Wednesday (12/27/06), Charlie Rose interviewed Craig Barnett, the Chairman of Intel for the hour. When discussing past and the future of the digital revolution. Barnett said there are four areas key to bridging the digital divide: Access to the technology (price point), connectivity, CONTENT, and basic education which he sees as essential to drive technology to all people. What excites me here: that content is #3 on the list. “Local, educational content that is germane to the community it is serving” is how Barnett described content in this context. I am reminded of the arrival of cable television when young filmmakers had a chance have their work seen, first and foremost, and to a much greater number of people at that. Imagemakers and storytellers are in a similar place today, with the potential to reach new audiences, and have their work valued.
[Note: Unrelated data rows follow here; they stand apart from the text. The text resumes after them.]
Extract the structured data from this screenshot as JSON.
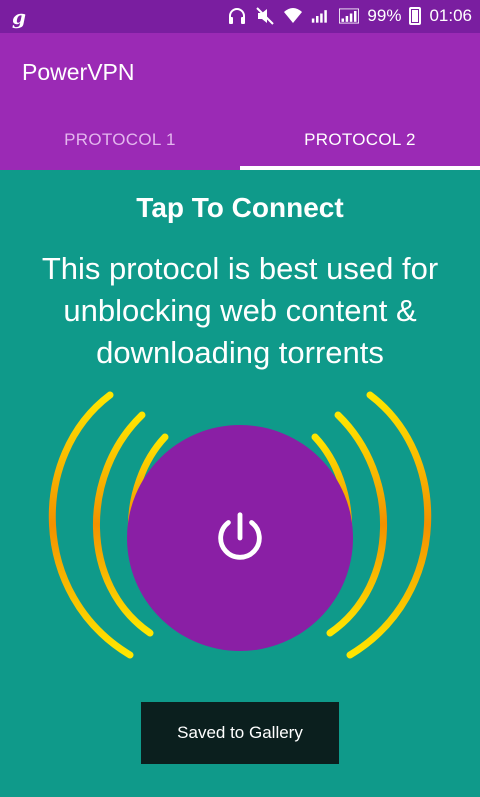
{
  "status_bar": {
    "app_glyph": "g",
    "battery_text": "99%",
    "time": "01:06",
    "icons": [
      "headset-icon",
      "mute-icon",
      "wifi-icon",
      "signal-4g-icon",
      "signal-2g-icon",
      "battery-icon"
    ]
  },
  "app_bar": {
    "title": "PowerVPN"
  },
  "tabs": [
    {
      "label": "PROTOCOL 1",
      "active": false
    },
    {
      "label": "PROTOCOL 2",
      "active": true
    }
  ],
  "main": {
    "headline": "Tap To Connect",
    "description": "This protocol is best used for unblocking web content & downloading torrents",
    "power_icon": "power-icon"
  },
  "toast": {
    "text": "Saved to Gallery"
  },
  "colors": {
    "status_bar": "#7a1ea0",
    "app_bar": "#9b2ab5",
    "background": "#0f9a8a",
    "power_button": "#8a1fa5",
    "arc_outer": "#f2a000",
    "arc_inner": "#ffe600",
    "toast": "#0b1f1e"
  }
}
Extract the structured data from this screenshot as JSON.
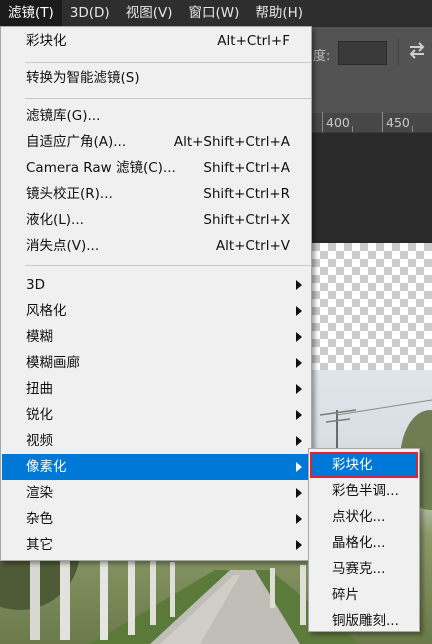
{
  "menubar": {
    "items": [
      {
        "label": "滤镜(T)",
        "active": true
      },
      {
        "label": "3D(D)"
      },
      {
        "label": "视图(V)"
      },
      {
        "label": "窗口(W)"
      },
      {
        "label": "帮助(H)"
      }
    ]
  },
  "options_bar": {
    "density_label": "度:",
    "swap_icon": "swap-arrows-icon"
  },
  "ruler": {
    "labels": [
      "400",
      "450"
    ]
  },
  "filter_menu": {
    "groups": [
      [
        {
          "label": "彩块化",
          "shortcut": "Alt+Ctrl+F"
        }
      ],
      [
        {
          "label": "转换为智能滤镜(S)"
        }
      ],
      [
        {
          "label": "滤镜库(G)..."
        },
        {
          "label": "自适应广角(A)...",
          "shortcut": "Alt+Shift+Ctrl+A"
        },
        {
          "label": "Camera Raw 滤镜(C)...",
          "shortcut": "Shift+Ctrl+A"
        },
        {
          "label": "镜头校正(R)...",
          "shortcut": "Shift+Ctrl+R"
        },
        {
          "label": "液化(L)...",
          "shortcut": "Shift+Ctrl+X"
        },
        {
          "label": "消失点(V)...",
          "shortcut": "Alt+Ctrl+V"
        }
      ],
      [
        {
          "label": "3D",
          "submenu": true
        },
        {
          "label": "风格化",
          "submenu": true
        },
        {
          "label": "模糊",
          "submenu": true
        },
        {
          "label": "模糊画廊",
          "submenu": true
        },
        {
          "label": "扭曲",
          "submenu": true
        },
        {
          "label": "锐化",
          "submenu": true
        },
        {
          "label": "视频",
          "submenu": true
        },
        {
          "label": "像素化",
          "submenu": true,
          "highlighted": true
        },
        {
          "label": "渲染",
          "submenu": true
        },
        {
          "label": "杂色",
          "submenu": true
        },
        {
          "label": "其它",
          "submenu": true
        }
      ]
    ]
  },
  "pixelate_submenu": {
    "items": [
      {
        "label": "彩块化",
        "highlighted": true
      },
      {
        "label": "彩色半调..."
      },
      {
        "label": "点状化..."
      },
      {
        "label": "晶格化..."
      },
      {
        "label": "马赛克..."
      },
      {
        "label": "碎片"
      },
      {
        "label": "铜版雕刻..."
      }
    ]
  },
  "colors": {
    "highlight": "#0078d7",
    "selection_outline": "#e0242f",
    "menu_bg": "#f0f0f0",
    "menubar_bg": "#2e2e2e"
  }
}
This week I have been working on the update for my book, and when adding a new chapter addressing multimedia I draw attention to the important work of Ed Kashi and Julie Winokur. Their work on “Aging In America” spanned an eight-year period during which the final format for projects evolved from the book/exhibition to the film plus feature story on Salon.com and a series on MSNBC.COM that has been seen by over a million people. Brian Storm, the founder and President of MediaStorm features two other Kashi/Winokur projects: “Friends for Life” and their most recent project “The Sandwich Generation” among many other important multimedia presentations on MediaStorm, some that are stills with an audio voice-over discussion with the photographer, others merging stills, motion and audio. MediaStorm provides storytellers a portal to showcase their work and sell prints, books, DVD’s of films, and link to license the images, offering artists the broadest possible potential for revenue with which to continue their work. Multimedia=Audience. Broaden your vision, broaden your toolkit and you will broaden your audience.